The life of Neil Armstrong is so incredible that it makes you wonder how it never got a big Hollywood biopic before. As the first human being ever to set foot on the moon during the 1969 Apollo 11 mission, his name is synonymous with mankind's dream of traversing the cosmos. His famous line (erroneously delivered, by the way) "That's one small step for man, one giant leap for mankind," speaks a testament to the fact that reaching the stars is not an American goal, but a human one.
Hot off the success of the Oscar darling La La Land, director Damien Chazelle and actor Ryan Gosling have re-teamed to tackle the life and times of the legendary astronaut, with Gosling in the main role as Armstrong, who passed away in 2012 at the age of 82. Based on the biography of the same name by James R. Hansen, First Man will focus on Armstrong's life between 1961 and 1969.
The first trailer for the movie, fittingly titled First Man, has succesfully landed online. Check it out below:
First Man likely has a shot at Oscar gold, thanks to an A-list creative team of Chazelle, Gosling, and screenwriter Josh Singer, who won an Academy Award for his work on Spotlight. In addition to Gosling, the rest of the cast is stuffed with major names: Claire Foy (The Girl in the Spider's Web, The Crown) plays Neil's wife Janet; Corey Stoll (Ant-Man) plays Buzz Aldrin, the second man to walk on the moon; Kyle Chandler (Godzilla: King of the Monsters) plays Deke Slayton, the head of NASA's astronaut department; Jason Clarke (Dawn of the Planet of the Apes) plays Ed White, the first American to spacewalk; She Wigham (Kong: Skull Island) plays Gus Grissom, a member of America's first group of astronauts, the "Mercury Seven"; and Jon Bernthal (Netflix's The Punisher) plays David Scott, the seventh human to walk on the moon.
Here's the first poster, which, incidentally, kind of resembles Tom Cruise in the upcoming Mission: Impossible - Fallout. Go on, tell us it doesn't...
Singer has said that the film will be an action movie. With 2014's Whiplash, Chazelle proved himself more than capable of capturing raw, human emotion by turning a simple drum solo into a major and impressive set piece.
“Damien had a very clear vision from the outset," said Singer. "'Can we get across how challenging this was? Can we get across the visceral nature of this?’ The space program has been depicted, tonally, on the softer side in the past. Damien said, ‘I want to be terrified the entire time.’ It’s one of the earliest things we talked about. Neil’s heroism isn’t because he landed on the moon, it’s because he had the wherewithal to live through it all.”
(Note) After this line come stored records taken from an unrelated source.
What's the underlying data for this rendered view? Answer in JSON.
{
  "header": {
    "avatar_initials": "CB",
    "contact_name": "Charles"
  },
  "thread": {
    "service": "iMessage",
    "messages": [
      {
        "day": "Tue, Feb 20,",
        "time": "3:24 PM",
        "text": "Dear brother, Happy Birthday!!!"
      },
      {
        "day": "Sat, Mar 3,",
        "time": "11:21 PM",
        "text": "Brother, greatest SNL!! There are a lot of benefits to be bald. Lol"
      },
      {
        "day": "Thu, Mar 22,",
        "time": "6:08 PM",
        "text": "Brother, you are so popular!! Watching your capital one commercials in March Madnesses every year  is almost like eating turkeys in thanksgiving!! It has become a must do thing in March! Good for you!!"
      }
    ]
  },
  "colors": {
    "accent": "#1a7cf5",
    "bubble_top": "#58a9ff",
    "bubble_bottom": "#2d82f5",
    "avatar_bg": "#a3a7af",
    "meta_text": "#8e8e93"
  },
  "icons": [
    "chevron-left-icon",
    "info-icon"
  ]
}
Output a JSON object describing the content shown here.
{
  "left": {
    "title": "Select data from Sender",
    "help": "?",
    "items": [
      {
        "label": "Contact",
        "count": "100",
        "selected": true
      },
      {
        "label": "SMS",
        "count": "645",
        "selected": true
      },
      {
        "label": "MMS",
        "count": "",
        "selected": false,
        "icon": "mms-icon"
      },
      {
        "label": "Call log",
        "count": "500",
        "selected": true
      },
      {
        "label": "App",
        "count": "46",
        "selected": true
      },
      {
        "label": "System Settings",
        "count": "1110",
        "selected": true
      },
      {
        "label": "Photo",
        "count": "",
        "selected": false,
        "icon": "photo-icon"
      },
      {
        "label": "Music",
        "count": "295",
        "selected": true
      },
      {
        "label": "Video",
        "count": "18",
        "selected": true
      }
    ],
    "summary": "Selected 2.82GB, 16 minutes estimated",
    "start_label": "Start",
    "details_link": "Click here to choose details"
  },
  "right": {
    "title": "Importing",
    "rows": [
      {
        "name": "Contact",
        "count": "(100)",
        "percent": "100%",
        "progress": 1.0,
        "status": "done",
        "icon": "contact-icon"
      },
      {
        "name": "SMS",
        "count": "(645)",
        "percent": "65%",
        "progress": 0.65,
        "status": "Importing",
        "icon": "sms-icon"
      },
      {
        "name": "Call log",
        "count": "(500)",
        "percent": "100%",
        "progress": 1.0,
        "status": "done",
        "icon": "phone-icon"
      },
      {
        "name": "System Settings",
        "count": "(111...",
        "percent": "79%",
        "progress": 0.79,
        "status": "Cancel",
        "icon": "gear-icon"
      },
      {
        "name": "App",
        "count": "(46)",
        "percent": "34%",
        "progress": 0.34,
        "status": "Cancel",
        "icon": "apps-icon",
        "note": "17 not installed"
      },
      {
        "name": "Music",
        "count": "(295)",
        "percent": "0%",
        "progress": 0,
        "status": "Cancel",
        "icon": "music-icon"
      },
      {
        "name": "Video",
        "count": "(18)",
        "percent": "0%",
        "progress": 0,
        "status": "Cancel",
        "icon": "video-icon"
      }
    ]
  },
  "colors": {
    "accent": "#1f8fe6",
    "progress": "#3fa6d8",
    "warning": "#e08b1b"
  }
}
A co-production between Universal Pictures (again, very fitting) and Spielberg's Amblin Entertainment, First Man achieves liftoff in theaters October 12.